Multicellular organisms have evolved sophisticated strategies for cooperation between cells, such that a single genome encodes numerous specialized and complementary functional programs that maximize fitness when they work together. Compartmentalization at several levels — cells, tissues and organs — leads to functional diversification of cells and systems with the same underlying genome. Physical copies of the genome are embedded in cells to enable them to maintain a semi-autonomous decision-making process through the selective management of small-molecule, RNA and protein concentrations in cytoplasmic and nuclear compartments. Theoretically, this permits genomes to break the inherent symmetry that is imposed by the precise duplication of DNA in multicellular species. In particular, it facilitates cellular differentiation through the progressive acquisition of specific intracellular molecular compositions, enabling epigenetic mechanisms to emerge and implement cellular memory. At a higher level of organization, intercellular signalling, extracellular structures and environmental cues are used to form complex spatial structures in which cells (and their genomes) are physically embedded. This creates further levels of compartmentalization that encode complex and structured tissues.
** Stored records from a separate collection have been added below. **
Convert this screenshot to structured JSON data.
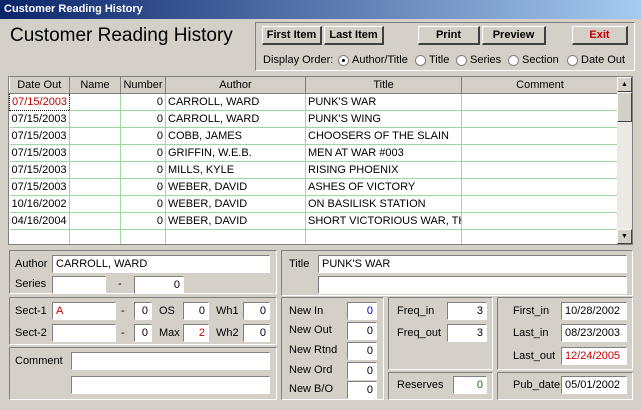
{
  "window": {
    "title": "Customer Reading History"
  },
  "header": {
    "title": "Customer Reading History"
  },
  "toolbar": {
    "first_item": "First Item",
    "last_item": "Last Item",
    "print": "Print",
    "preview": "Preview",
    "exit": "Exit"
  },
  "display_order": {
    "label": "Display Order:",
    "options": [
      "Author/Title",
      "Title",
      "Series",
      "Section",
      "Date Out"
    ],
    "selected": "Author/Title"
  },
  "grid": {
    "columns": [
      "Date Out",
      "Name",
      "Number",
      "Author",
      "Title",
      "Comment"
    ],
    "rows": [
      [
        "07/15/2003",
        "",
        "0",
        "CARROLL, WARD",
        "PUNK'S WAR",
        ""
      ],
      [
        "07/15/2003",
        "",
        "0",
        "CARROLL, WARD",
        "PUNK'S WING",
        ""
      ],
      [
        "07/15/2003",
        "",
        "0",
        "COBB, JAMES",
        "CHOOSERS OF THE SLAIN",
        ""
      ],
      [
        "07/15/2003",
        "",
        "0",
        "GRIFFIN, W.E.B.",
        "MEN AT WAR #003",
        ""
      ],
      [
        "07/15/2003",
        "",
        "0",
        "MILLS, KYLE",
        "RISING PHOENIX",
        ""
      ],
      [
        "07/15/2003",
        "",
        "0",
        "WEBER, DAVID",
        "ASHES OF VICTORY",
        ""
      ],
      [
        "10/16/2002",
        "",
        "0",
        "WEBER, DAVID",
        "ON BASILISK STATION",
        ""
      ],
      [
        "04/16/2004",
        "",
        "0",
        "WEBER, DAVID",
        "SHORT VICTORIOUS WAR, THE",
        ""
      ]
    ]
  },
  "detail": {
    "author_label": "Author",
    "author": "CARROLL, WARD",
    "series_label": "Series",
    "series": "",
    "series_dash": "-",
    "series_num": "0",
    "title_label": "Title",
    "title": "PUNK'S WAR",
    "title2": "",
    "sect1_label": "Sect-1",
    "sect1": "A",
    "sect1_dash": "-",
    "sect1_num": "0",
    "os_label": "OS",
    "os": "0",
    "wh1_label": "Wh1",
    "wh1": "0",
    "sect2_label": "Sect-2",
    "sect2": "",
    "sect2_dash": "-",
    "sect2_num": "0",
    "max_label": "Max",
    "max": "2",
    "wh2_label": "Wh2",
    "wh2": "0",
    "comment_label": "Comment",
    "comment1": "",
    "comment2": "",
    "new_in_label": "New In",
    "new_in": "0",
    "new_out_label": "New Out",
    "new_out": "0",
    "new_rtnd_label": "New Rtnd",
    "new_rtnd": "0",
    "new_ord_label": "New Ord",
    "new_ord": "0",
    "new_bo_label": "New B/O",
    "new_bo": "0",
    "freq_in_label": "Freq_in",
    "freq_in": "3",
    "freq_out_label": "Freq_out",
    "freq_out": "3",
    "reserves_label": "Reserves",
    "reserves": "0",
    "first_in_label": "First_in",
    "first_in": "10/28/2002",
    "last_in_label": "Last_in",
    "last_in": "08/23/2003",
    "last_out_label": "Last_out",
    "last_out": "12/24/2005",
    "pub_date_label": "Pub_date",
    "pub_date": "05/01/2002"
  },
  "colors": {
    "accent_red": "#c00000",
    "value_blue": "#0000c0",
    "value_green": "#008000",
    "grid_line": "#9fd89f"
  },
  "icons": {
    "scroll_up": "scroll-up-icon",
    "scroll_down": "scroll-down-icon"
  }
}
More muddle. On the one hand, strategies, codes, programs, decision-making, cues, and signaling — implying rationality. On the other hand, evolution, emergence, and physical stuff — implying materialism. The authors mix oil and water, thinking the oil evolved out of the water and both cooked themselves into a soufflé.
After some diversion into issues like whether or not cell types can be classified in some Linnaean system, they take pride that science is beginning to move from descriptive accounts to predictive understanding:
Efforts towards the mapping and classification of cellular programs in humans and model organisms are becoming increasingly ambitious, aiming to provide a comprehensive atlas of the cell types and subtypes in organs and whole organisms. This opens up remarkable opportunities to move beyond descriptive studies of cell type and state and to develop mechanistic-predictive models of regulatory programs.
There’s no question that mechanisms are involved in development. But to mix in another metaphor, they’re focused on how billiard balls move and interact on the pool table but ignoring the expertise of the players. Even if the players are robots, and the shots are predictable and repeatable, you’ll miss the talent of the game without considering the intelligent design that directs each ball into its own pocket in the correct sequence. The design employs the laws of nature, but does not emerge from them.
Photo: Chick embryo, courtesy of Illustra Media.